### WHAT YOU SHOULD DO
Every entry should come back exactly as written, minus the pictures.

### GIVEN DATA
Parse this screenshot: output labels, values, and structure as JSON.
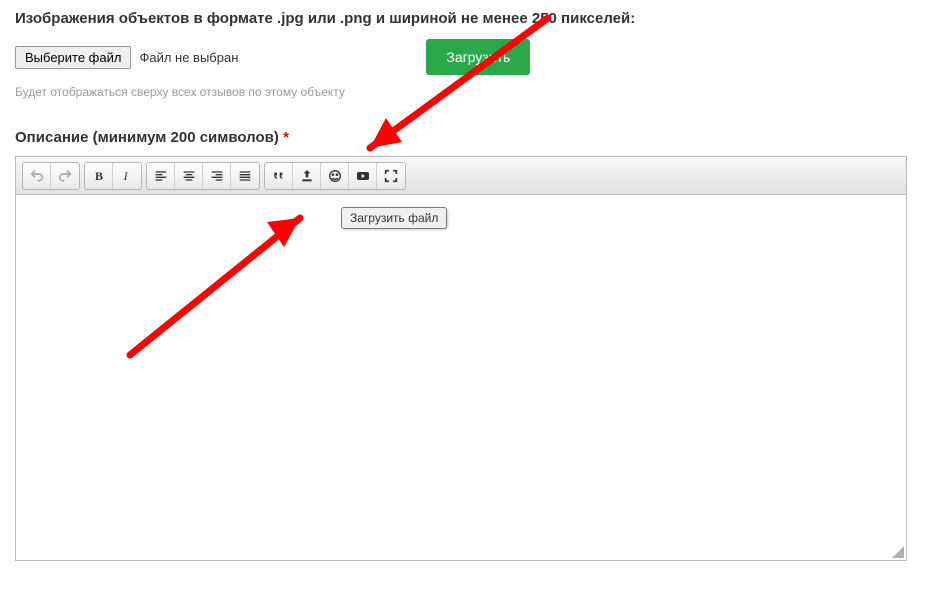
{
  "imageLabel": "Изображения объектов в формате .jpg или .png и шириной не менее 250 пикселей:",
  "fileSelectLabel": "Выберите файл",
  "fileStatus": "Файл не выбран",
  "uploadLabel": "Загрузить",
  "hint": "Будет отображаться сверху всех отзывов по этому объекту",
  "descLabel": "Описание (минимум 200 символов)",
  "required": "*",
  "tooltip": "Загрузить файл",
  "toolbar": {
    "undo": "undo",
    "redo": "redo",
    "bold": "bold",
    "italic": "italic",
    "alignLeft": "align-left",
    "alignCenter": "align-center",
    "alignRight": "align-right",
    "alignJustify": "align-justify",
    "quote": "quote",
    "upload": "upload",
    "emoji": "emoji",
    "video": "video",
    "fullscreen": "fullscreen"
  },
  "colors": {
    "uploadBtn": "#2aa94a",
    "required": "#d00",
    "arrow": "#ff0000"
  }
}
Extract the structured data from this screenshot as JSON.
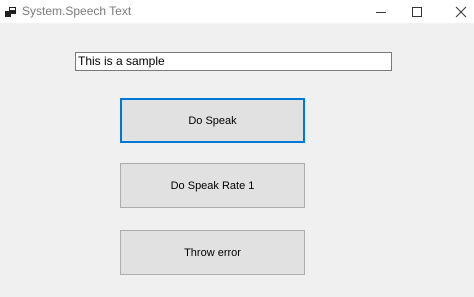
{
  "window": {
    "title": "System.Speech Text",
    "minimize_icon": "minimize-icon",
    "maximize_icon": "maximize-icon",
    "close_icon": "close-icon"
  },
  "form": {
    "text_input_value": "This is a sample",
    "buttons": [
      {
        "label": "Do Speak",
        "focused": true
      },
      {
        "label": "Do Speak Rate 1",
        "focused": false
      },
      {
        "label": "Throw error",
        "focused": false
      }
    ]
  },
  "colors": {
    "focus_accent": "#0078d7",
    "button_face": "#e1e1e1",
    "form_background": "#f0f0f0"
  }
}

### WRITTEN SOLUTION
Parse this screenshot: output labels, values, and structure as JSON.
{
  "imageLabel": "Изображения объектов в формате .jpg или .png и шириной не менее 250 пикселей:",
  "fileSelectLabel": "Выберите файл",
  "fileStatus": "Файл не выбран",
  "uploadLabel": "Загрузить",
  "hint": "Будет отображаться сверху всех отзывов по этому объекту",
  "descLabel": "Описание (минимум 200 символов)",
  "required": "*",
  "tooltip": "Загрузить файл",
  "toolbar": {
    "undo": "undo",
    "redo": "redo",
    "bold": "bold",
    "italic": "italic",
    "alignLeft": "align-left",
    "alignCenter": "align-center",
    "alignRight": "align-right",
    "alignJustify": "align-justify",
    "quote": "quote",
    "upload": "upload",
    "emoji": "emoji",
    "video": "video",
    "fullscreen": "fullscreen"
  },
  "colors": {
    "uploadBtn": "#2aa94a",
    "required": "#d00",
    "arrow": "#ff0000"
  }
}
Extract the structured data from this screenshot as JSON.
{
  "window": {
    "title": "System.Speech Text",
    "minimize_icon": "minimize-icon",
    "maximize_icon": "maximize-icon",
    "close_icon": "close-icon"
  },
  "form": {
    "text_input_value": "This is a sample",
    "buttons": [
      {
        "label": "Do Speak",
        "focused": true
      },
      {
        "label": "Do Speak Rate 1",
        "focused": false
      },
      {
        "label": "Throw error",
        "focused": false
      }
    ]
  },
  "colors": {
    "focus_accent": "#0078d7",
    "button_face": "#e1e1e1",
    "form_background": "#f0f0f0"
  }
}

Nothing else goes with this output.